Includes: F, GM, HMC, JCI, TM
by: Mike King

While the major indices took a beating on Wednesday, auto manufacturers and auto component suppliers revved ahead in unusual high volume.

The major news in the sector Wednesday was that the federal government indicated that it will sell its remaining stake in General Motors (NYSE:GM) by early 2014. GM will buy back 200M shares from the Treasury for $27.50/share or $5.5B in a deal to close by the end of the year. That will leave 300M shares of GM still owned by the federal government. The remaining shares will be sold within the next 15 months via stock offerings or other means. GM stock was up 6.6% to $27.18 on over six times normal volume.
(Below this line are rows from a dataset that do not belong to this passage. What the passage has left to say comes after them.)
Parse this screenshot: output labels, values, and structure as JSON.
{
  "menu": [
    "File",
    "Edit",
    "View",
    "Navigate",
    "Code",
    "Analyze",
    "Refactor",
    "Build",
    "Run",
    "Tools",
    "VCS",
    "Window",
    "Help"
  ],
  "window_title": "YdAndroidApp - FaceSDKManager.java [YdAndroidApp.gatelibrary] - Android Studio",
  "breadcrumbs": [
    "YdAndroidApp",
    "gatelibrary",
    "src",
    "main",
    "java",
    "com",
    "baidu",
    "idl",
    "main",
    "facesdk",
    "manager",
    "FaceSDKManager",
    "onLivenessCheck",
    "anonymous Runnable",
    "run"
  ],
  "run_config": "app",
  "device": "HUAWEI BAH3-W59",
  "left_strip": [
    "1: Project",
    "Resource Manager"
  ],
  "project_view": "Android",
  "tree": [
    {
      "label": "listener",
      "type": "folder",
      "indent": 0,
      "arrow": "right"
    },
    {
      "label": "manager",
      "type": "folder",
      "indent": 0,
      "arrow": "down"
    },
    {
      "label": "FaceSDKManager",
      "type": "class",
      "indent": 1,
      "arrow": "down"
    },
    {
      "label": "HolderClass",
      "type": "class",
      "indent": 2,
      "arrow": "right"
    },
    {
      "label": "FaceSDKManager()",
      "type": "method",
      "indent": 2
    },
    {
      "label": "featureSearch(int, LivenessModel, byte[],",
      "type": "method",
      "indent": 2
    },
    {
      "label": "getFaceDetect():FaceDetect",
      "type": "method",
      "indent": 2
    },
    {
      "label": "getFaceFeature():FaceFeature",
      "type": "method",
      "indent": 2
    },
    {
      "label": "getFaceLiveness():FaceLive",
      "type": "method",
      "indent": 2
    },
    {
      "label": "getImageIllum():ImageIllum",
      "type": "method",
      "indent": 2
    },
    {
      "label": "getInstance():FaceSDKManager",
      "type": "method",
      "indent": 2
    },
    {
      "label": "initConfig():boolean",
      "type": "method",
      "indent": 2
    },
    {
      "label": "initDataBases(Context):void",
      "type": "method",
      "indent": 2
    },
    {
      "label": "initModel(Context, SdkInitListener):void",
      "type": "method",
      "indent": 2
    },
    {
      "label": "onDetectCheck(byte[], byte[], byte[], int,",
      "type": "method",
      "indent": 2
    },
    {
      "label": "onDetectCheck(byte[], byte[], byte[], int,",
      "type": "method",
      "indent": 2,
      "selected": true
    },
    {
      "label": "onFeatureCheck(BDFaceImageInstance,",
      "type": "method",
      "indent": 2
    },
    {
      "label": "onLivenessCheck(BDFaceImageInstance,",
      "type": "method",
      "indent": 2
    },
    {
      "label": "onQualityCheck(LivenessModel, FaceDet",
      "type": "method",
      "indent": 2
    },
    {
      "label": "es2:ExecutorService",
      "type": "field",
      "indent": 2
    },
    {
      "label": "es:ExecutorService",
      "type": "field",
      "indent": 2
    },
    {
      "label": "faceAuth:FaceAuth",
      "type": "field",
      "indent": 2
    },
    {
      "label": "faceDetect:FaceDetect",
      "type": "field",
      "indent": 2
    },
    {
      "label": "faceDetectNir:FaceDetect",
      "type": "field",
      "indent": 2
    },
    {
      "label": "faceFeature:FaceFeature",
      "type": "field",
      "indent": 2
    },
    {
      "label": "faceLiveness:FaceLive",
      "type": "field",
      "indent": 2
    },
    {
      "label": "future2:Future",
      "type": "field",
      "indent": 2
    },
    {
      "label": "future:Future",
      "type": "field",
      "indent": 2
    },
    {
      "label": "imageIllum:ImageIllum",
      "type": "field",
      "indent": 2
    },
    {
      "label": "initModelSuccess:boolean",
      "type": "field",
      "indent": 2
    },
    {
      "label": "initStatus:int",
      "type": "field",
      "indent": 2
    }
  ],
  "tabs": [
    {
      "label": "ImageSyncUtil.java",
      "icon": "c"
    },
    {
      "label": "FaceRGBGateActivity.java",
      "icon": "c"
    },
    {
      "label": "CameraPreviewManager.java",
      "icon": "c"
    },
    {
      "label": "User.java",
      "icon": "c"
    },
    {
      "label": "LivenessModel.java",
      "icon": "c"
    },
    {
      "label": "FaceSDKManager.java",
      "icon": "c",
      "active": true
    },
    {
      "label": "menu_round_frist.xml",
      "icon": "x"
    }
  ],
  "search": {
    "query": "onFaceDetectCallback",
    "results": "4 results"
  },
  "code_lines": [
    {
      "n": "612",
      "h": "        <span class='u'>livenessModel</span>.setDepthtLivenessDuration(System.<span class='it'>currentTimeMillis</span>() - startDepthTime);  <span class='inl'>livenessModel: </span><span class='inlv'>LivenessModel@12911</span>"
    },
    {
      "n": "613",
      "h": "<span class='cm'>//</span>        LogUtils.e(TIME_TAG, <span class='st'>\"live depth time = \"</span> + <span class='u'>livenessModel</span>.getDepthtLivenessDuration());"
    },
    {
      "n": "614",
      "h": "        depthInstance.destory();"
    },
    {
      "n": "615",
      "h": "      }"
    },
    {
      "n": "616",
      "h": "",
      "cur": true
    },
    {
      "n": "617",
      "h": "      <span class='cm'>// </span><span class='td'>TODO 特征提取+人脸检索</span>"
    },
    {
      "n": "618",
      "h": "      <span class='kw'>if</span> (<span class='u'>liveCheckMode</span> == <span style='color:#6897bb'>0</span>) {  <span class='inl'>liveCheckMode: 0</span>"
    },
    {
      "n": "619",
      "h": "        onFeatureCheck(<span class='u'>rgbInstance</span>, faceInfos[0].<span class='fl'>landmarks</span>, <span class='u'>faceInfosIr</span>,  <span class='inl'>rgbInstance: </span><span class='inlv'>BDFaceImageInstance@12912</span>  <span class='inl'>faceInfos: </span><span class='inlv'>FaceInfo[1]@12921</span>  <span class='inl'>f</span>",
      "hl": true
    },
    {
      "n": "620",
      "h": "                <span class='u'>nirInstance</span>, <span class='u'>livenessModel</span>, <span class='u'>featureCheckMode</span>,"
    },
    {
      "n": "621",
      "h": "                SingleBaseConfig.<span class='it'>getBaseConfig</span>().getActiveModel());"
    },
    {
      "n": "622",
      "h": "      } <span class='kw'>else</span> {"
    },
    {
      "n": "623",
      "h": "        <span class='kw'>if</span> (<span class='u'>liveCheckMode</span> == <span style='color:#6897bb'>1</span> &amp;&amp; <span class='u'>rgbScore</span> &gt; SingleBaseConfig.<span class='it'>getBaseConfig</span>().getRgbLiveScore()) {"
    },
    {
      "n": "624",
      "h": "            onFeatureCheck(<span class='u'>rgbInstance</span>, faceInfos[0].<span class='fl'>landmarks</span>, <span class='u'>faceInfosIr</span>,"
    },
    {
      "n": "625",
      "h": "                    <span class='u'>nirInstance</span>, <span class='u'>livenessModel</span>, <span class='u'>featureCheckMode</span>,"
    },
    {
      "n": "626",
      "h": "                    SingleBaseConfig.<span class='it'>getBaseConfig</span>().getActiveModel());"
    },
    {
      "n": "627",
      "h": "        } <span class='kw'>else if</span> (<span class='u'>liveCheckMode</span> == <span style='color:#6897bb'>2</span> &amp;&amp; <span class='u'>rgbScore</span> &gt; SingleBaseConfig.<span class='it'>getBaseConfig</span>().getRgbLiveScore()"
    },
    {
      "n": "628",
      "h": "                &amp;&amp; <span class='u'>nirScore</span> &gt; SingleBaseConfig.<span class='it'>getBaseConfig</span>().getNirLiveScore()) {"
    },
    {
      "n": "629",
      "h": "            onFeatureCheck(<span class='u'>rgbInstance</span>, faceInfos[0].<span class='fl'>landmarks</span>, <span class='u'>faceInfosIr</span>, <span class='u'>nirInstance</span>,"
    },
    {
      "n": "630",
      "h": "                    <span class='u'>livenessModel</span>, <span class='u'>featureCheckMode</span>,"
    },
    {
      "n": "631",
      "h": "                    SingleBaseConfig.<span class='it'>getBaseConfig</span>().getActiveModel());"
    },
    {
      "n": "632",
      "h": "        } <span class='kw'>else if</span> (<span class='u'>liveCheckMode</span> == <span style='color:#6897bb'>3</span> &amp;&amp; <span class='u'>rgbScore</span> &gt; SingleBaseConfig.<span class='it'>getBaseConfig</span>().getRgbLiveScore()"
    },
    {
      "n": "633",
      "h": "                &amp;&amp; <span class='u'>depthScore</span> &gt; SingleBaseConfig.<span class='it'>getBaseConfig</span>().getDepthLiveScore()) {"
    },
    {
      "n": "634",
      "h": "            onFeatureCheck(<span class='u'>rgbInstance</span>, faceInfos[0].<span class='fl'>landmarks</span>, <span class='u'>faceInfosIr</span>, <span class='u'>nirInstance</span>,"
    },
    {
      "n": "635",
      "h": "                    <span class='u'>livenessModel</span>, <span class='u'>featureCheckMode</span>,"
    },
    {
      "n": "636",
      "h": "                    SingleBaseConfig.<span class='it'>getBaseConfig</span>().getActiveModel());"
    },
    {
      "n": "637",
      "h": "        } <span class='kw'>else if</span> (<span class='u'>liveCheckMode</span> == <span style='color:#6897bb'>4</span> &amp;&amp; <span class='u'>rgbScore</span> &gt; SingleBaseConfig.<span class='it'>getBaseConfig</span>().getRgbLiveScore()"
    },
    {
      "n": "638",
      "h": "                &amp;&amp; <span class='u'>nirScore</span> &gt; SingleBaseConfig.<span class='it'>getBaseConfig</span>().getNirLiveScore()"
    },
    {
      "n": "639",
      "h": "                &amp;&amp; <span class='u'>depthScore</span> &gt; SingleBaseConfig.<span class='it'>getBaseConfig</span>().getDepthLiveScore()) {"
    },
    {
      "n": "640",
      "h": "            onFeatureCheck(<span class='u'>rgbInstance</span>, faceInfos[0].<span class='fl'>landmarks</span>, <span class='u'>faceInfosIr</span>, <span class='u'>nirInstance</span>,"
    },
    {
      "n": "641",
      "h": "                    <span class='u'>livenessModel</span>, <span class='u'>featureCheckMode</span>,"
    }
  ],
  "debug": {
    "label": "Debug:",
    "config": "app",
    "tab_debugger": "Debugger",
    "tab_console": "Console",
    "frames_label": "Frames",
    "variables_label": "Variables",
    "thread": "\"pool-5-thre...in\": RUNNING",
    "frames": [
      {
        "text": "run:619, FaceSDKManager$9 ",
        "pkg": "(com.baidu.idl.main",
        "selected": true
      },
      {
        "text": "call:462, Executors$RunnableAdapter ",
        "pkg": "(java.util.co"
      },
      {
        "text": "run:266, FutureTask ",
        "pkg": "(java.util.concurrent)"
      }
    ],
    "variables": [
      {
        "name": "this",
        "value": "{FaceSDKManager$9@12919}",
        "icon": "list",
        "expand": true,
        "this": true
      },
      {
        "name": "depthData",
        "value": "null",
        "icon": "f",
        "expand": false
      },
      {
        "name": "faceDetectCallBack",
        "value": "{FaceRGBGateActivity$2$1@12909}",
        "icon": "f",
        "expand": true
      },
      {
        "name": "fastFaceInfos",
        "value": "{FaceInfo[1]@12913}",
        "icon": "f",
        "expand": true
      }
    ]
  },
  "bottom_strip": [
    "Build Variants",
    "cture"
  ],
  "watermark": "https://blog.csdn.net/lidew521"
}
Johnson Controls (NYSE:JCI) also had a very good day as the stock surged by 1.9% on 55% higher than average volume. Johnson Controls announced their fiscal 2013 expectations for $43.5B in revenue and diluted EPS of $2.60-$2.70. That exceeded analyst estimates of $42.3B in revenue and EPS of $2.59. Regarding their automotive business, they indicated that compared with 2012 they expect slightly higher 2013 automotive production in North America and China with lower production in Europe. That bodes well for GM which sold 32.4% of its vehicles in North America and 28.2% of its vehicles in China in 2011. GM has a much smaller exposure in Europe where it sold only 19.2% of its vehicles in 2011.

Johnson Controls' expectations are also good for Ford (NYSE:F) which sold 47.2% of its vehicles in North America in 2011. Ford sold 9% of its vehicles in China and 28% of its vehicles in Europe in 2011. Ford was up 0.5% for the session on 32% higher volume.

Both GM and Ford look inexpensive on a P/E basis and both look like buys as they are trading at only 7.3 and 8.0 times 2013 earnings expectations respectively. On the other hand, Toyota Motors Corporation (NYSE:TM) is trading at 11.3 times fiscal 2014 (ending March 2014) earnings expectations and Honda Motor (NYSE:HMC) is trading at 10.0 times fiscal 2014 (ending March 2014) earnings expectations. GM will have some pressure on it as the government dumps the remaining 300M shares which represents 19.2% of the outstanding shares. For this reason, Ford might be a better bet to buy although GM's expected earnings growth rate for 2013 is somewhat better at 14.7% vs. 9.0% for Ford.

Disclosure: I have no positions in any stocks mentioned, and no plans to initiate any positions within the next 72 hours. I wrote this article myself, and it expresses my own opinions. I am not receiving compensation for it (other than from Seeking Alpha). I have no business relationship with any company whose stock is mentioned in this article.